All the record shows on what occurred before Judge Crandall as to objection by defendant is the prosecutor's statement at the hearing on the motion for new trial that "[I]t is my recollection, discussion arose and I stand corrected if I'm wrong, but Mr. Schwartz did not make an objection to Crandall's disqualification at that time." This is a rather equivocal statement.
Unfortunately, at that point in the hearing on the motion for new trial the court said, "Let's go off the record" and when the court returns to the record, the next statement made is merely that the motion for new trial has been presented and argued. I do not believe it can be said on this record that Judge Crandall's disqualification was made on his own initiative.
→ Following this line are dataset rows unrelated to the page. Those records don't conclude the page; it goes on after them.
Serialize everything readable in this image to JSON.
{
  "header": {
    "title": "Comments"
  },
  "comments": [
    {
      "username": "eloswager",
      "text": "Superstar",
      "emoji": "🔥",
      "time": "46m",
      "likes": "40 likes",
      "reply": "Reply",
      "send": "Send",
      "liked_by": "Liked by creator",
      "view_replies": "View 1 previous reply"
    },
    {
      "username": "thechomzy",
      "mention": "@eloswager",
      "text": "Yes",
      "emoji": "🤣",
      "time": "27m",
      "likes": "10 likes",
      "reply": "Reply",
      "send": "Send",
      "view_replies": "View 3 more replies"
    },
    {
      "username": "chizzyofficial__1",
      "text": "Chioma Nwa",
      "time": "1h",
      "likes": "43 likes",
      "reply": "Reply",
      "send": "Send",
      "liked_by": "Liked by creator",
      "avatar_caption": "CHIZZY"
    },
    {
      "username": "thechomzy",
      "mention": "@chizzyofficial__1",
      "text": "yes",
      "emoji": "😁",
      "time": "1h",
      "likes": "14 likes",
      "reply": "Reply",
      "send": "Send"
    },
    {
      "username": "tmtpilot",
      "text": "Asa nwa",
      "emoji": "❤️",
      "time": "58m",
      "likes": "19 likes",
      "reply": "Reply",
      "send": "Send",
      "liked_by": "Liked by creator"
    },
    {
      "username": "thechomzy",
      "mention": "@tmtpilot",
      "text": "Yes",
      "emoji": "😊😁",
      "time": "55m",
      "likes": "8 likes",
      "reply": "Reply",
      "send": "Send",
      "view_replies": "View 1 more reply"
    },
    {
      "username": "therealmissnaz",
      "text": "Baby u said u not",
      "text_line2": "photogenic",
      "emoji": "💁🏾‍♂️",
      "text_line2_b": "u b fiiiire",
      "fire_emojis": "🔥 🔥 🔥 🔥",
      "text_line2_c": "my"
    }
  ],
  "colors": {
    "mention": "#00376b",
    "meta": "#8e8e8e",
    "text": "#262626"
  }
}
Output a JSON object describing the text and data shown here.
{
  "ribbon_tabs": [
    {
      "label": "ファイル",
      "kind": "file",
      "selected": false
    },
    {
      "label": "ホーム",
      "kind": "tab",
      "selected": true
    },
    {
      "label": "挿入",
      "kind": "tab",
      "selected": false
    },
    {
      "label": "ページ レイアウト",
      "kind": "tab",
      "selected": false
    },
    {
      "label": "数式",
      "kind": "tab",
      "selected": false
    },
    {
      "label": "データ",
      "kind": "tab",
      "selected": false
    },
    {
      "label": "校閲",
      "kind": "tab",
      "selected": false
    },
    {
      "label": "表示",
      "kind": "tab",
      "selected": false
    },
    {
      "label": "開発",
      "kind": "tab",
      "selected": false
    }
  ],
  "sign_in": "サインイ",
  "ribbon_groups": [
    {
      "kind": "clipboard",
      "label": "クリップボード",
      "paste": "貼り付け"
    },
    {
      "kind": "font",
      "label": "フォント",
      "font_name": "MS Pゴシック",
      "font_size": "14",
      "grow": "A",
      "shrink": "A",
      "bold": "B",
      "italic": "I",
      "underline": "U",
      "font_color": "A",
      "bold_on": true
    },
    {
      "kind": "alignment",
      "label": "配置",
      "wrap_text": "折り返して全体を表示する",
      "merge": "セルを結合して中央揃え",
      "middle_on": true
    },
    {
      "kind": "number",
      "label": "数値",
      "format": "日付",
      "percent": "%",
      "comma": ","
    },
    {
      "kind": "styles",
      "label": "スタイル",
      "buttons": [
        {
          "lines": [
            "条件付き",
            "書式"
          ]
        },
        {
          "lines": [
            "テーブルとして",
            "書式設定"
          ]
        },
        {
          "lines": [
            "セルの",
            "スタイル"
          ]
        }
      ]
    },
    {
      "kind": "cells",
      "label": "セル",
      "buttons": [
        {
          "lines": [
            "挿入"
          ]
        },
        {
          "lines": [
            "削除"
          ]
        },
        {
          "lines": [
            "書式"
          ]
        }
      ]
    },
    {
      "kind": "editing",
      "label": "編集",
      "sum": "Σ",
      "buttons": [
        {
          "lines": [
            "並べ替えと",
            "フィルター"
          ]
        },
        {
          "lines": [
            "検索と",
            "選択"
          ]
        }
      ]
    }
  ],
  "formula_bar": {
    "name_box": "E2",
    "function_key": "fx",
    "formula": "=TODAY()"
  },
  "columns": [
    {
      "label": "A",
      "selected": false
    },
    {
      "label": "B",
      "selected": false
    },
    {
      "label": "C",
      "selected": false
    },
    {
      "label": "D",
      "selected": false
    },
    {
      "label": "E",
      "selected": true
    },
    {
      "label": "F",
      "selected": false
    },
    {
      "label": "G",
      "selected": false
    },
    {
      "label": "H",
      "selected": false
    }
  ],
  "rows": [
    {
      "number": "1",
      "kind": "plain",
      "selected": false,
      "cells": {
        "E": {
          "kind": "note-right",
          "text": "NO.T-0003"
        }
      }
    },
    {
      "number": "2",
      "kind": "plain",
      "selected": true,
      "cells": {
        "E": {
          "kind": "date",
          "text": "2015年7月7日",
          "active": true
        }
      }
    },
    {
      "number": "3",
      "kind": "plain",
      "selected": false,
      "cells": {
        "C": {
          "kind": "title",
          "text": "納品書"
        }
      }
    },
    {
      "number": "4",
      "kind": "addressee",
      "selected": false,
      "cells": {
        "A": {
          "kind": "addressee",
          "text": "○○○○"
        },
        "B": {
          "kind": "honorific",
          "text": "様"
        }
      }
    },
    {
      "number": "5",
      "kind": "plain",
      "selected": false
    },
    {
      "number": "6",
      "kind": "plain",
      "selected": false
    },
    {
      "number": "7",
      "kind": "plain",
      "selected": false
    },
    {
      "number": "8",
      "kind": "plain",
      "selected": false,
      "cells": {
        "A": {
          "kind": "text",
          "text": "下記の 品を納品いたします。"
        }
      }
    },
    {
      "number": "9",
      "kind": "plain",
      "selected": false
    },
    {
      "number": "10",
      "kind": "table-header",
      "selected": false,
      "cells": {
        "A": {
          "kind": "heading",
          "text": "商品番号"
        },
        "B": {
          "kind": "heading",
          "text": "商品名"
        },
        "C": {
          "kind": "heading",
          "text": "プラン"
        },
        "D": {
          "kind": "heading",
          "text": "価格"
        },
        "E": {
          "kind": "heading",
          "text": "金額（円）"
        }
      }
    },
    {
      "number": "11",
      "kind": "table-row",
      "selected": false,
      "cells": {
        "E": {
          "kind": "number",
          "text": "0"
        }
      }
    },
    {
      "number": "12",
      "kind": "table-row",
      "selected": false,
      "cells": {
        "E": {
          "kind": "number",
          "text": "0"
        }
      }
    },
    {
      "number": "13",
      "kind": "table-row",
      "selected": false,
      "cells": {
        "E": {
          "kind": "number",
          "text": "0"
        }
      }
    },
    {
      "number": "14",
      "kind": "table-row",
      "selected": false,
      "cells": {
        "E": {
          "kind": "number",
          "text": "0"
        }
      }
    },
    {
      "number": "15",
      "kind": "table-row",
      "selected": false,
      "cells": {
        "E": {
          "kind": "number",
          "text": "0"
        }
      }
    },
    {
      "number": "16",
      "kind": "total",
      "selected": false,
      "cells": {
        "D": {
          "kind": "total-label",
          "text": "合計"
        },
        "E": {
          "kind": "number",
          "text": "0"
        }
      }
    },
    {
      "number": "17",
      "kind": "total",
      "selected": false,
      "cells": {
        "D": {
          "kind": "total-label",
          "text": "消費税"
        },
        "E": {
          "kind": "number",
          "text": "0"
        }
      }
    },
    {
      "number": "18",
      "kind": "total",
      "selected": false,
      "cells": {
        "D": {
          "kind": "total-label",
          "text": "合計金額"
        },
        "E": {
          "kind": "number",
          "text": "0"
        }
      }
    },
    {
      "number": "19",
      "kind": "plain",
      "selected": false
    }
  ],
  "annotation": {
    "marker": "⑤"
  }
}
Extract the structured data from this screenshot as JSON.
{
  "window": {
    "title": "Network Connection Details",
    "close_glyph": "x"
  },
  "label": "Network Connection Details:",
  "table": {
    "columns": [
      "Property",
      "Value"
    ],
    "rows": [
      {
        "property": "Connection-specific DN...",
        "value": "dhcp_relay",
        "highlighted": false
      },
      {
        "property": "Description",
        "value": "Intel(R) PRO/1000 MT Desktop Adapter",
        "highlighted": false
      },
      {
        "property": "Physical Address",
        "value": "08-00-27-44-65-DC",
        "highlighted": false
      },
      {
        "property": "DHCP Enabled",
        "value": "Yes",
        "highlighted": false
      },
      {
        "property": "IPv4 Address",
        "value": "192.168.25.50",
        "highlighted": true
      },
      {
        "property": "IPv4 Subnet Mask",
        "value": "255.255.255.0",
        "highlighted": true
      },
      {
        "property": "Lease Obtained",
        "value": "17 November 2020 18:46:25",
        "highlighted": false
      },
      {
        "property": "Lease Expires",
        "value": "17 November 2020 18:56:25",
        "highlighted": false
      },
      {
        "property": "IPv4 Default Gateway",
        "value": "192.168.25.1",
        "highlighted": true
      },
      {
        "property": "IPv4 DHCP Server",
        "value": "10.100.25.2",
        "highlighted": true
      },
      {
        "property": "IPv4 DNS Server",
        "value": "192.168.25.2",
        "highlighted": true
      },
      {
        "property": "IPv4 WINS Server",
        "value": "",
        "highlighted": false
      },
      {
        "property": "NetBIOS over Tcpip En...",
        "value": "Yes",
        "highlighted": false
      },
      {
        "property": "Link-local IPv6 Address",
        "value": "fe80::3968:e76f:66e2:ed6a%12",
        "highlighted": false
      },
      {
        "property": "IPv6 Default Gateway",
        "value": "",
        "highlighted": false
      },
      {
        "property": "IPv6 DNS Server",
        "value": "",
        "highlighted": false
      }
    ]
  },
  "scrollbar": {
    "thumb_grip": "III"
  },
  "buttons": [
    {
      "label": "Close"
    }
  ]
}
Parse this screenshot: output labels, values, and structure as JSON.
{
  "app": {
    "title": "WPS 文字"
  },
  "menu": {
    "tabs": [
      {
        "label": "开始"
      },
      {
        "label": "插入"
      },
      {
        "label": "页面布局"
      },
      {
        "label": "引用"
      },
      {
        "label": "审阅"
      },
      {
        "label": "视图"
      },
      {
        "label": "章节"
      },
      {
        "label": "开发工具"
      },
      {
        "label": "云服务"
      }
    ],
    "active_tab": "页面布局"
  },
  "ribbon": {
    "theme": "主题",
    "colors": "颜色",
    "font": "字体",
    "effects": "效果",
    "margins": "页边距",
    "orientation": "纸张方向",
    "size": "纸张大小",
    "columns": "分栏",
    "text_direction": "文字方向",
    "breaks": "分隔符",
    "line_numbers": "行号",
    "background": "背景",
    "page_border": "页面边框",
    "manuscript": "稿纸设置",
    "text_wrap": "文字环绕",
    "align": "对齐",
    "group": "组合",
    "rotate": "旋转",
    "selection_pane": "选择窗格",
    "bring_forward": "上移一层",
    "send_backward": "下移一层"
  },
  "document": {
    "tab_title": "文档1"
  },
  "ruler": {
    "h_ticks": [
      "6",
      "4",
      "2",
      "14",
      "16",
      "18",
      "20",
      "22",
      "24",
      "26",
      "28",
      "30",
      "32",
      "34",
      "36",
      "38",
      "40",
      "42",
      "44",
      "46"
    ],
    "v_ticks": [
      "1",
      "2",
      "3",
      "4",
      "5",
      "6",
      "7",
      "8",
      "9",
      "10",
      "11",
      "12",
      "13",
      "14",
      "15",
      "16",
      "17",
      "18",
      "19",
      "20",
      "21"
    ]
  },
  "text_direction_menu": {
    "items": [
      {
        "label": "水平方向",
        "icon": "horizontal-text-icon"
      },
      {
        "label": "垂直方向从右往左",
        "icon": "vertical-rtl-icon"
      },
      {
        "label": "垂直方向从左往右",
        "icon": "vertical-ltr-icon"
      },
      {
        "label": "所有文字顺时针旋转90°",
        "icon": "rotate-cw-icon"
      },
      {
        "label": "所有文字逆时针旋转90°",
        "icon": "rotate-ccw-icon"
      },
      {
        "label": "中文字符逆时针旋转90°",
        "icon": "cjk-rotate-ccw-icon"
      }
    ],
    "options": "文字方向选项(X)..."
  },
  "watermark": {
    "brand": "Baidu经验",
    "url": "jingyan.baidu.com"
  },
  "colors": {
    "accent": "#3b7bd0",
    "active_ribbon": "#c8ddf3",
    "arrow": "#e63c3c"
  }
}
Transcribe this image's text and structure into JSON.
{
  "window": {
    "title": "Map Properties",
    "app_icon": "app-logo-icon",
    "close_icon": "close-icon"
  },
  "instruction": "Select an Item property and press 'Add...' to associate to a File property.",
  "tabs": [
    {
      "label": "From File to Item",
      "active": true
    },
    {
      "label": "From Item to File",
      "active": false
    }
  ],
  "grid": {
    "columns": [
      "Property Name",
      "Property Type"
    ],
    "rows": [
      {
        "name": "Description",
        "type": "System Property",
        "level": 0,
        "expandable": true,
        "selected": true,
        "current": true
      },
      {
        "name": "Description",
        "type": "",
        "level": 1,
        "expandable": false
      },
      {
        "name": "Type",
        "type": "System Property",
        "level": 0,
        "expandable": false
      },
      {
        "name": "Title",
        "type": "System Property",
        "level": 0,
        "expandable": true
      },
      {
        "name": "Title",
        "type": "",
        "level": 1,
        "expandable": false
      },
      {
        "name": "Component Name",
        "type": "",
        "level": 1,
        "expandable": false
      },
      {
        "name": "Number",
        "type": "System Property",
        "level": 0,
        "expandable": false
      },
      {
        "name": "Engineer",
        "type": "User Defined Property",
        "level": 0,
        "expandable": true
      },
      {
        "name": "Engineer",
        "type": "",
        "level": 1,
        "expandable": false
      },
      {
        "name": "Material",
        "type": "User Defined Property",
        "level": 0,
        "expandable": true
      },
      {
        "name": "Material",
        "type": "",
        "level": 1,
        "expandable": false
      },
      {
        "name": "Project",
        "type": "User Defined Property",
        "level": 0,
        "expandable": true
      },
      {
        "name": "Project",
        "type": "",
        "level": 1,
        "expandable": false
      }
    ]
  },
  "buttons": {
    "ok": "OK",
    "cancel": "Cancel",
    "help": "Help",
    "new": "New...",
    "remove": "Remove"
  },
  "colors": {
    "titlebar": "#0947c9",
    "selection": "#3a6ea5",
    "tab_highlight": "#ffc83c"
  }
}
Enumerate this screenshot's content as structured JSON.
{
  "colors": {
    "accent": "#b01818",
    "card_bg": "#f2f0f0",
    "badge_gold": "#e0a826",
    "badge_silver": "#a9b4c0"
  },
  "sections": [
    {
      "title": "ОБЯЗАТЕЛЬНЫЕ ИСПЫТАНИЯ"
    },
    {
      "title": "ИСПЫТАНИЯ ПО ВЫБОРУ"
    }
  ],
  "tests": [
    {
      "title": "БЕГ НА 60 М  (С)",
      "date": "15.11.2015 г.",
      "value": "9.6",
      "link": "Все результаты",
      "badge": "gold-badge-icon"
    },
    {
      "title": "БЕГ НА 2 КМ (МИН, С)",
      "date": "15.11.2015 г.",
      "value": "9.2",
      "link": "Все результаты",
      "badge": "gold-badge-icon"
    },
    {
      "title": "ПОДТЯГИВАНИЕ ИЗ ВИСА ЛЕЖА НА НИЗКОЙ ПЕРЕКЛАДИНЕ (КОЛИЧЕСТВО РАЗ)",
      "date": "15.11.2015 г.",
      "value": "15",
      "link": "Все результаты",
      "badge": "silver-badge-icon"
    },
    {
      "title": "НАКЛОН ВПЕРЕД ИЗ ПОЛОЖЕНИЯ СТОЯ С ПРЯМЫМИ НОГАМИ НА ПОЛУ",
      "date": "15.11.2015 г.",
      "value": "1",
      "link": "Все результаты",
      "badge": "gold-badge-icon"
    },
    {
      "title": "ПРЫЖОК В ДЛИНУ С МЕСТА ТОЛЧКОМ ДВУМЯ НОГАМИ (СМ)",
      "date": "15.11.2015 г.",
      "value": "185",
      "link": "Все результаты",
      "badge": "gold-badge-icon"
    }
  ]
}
On the contrary, it is quite clear that the state, contrary to rule 30.12, sought and obtained two disqualifications of judge in the same case. It is by no means clear, however, whether or not defendant stood by in silence and acquiesced, as the state now contends. As said, it is hard to believe defendant would acquiesce in the state's obtaining an unwarranted second change of judge where the second judge was going to rule an important evidence question in defendant's favor. I would remand this case for an evidentiary hearing on the point with findings of fact to be made by the trial court and the cause then returned to this court before we decide the issues and permit the state baldly and unblushingly to violate rule 30.12.NOTES
 "546.260. Defendant may testify in own behalfhusband and wife for each other.No person shall be incompetent to testify as a witness in any criminal cause or prosecution by reason of being the person on trial or examination, or by reason of being the husband or wife of the accused, but any such facts may be shown for the purpose of affecting the credibility of such witness; provided, that no person on trial or examination, nor wife or husband of such person, shall be required to testify, but any such person may, at the option of the defendant, testify in his behalf, or on behalf of a codefendant, and shall be liable to cross-examination, as to any matter referred to in his examination in chief, and may be contradicted and impeached as any other witness in the case; provided, that in no case shall husband or wife, when testifying under the provisions of this section for a defendant, be permitted to disclose confidential communications had or made between them in the relation of such husband and wife."